== Segment start ==
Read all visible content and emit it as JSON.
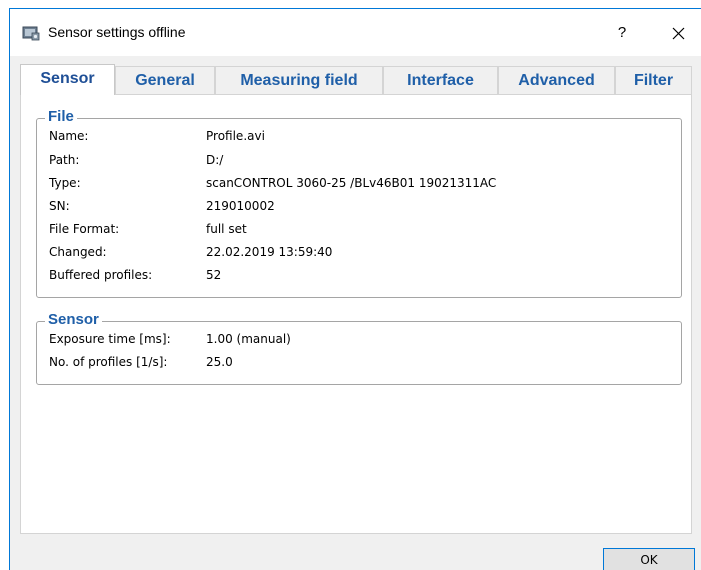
{
  "window": {
    "title": "Sensor settings offline",
    "help_label": "?",
    "app_icon": "sensor-settings-icon",
    "close_icon": "close-icon"
  },
  "tabs": [
    {
      "label": "Sensor",
      "active": true
    },
    {
      "label": "General",
      "active": false
    },
    {
      "label": "Measuring field",
      "active": false
    },
    {
      "label": "Interface",
      "active": false
    },
    {
      "label": "Advanced",
      "active": false
    },
    {
      "label": "Filter",
      "active": false
    }
  ],
  "file_group": {
    "title": "File",
    "rows": [
      {
        "label": "Name:",
        "value": "Profile.avi"
      },
      {
        "label": "Path:",
        "value": "D:/"
      },
      {
        "label": "Type:",
        "value": "scanCONTROL 3060-25 /BLv46B01  19021311AC"
      },
      {
        "label": "SN:",
        "value": "219010002"
      },
      {
        "label": "File Format:",
        "value": "full set"
      },
      {
        "label": "Changed:",
        "value": "22.02.2019 13:59:40"
      },
      {
        "label": "Buffered profiles:",
        "value": "52"
      }
    ]
  },
  "sensor_group": {
    "title": "Sensor",
    "rows": [
      {
        "label": "Exposure time [ms]:",
        "value": "1.00 (manual)"
      },
      {
        "label": "No. of profiles [1/s]:",
        "value": "25.0"
      }
    ]
  },
  "footer": {
    "ok_label": "OK"
  },
  "colors": {
    "accent": "#0078d7",
    "tab_text": "#1f5fa8",
    "client_bg": "#f0f0f0"
  }
}
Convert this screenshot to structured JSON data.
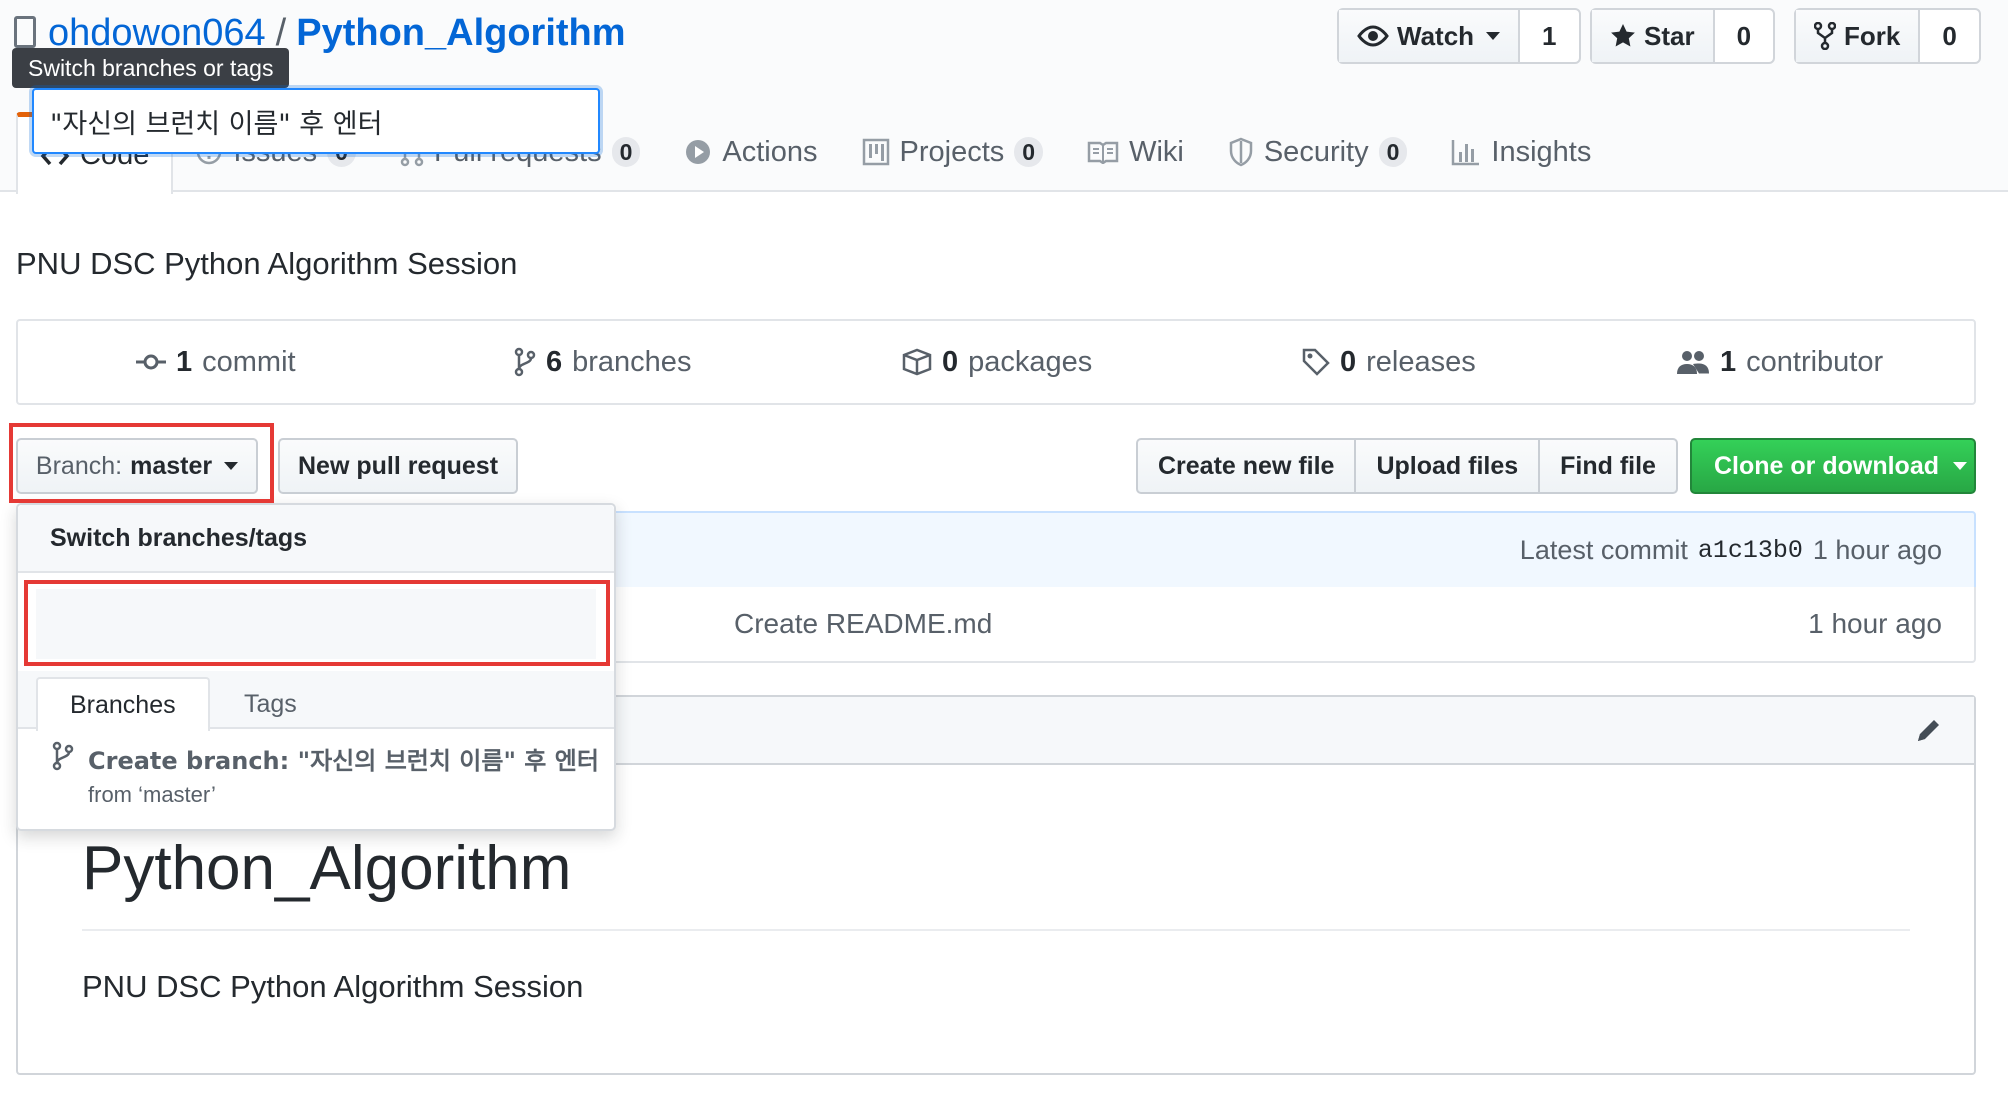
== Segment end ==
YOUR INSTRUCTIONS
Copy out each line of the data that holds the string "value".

PROBLEM SOLUTION
        "value": "Profile.avi"
        "value": "D:/"
        "value": "scanCONTROL 3060-25 /BLv46B01  19021311AC"
        "value": "219010002"
        "value": "full set"
        "value": "22.02.2019 13:59:40"
        "value": "52"
        "value": "1.00 (manual)"
        "value": "25.0"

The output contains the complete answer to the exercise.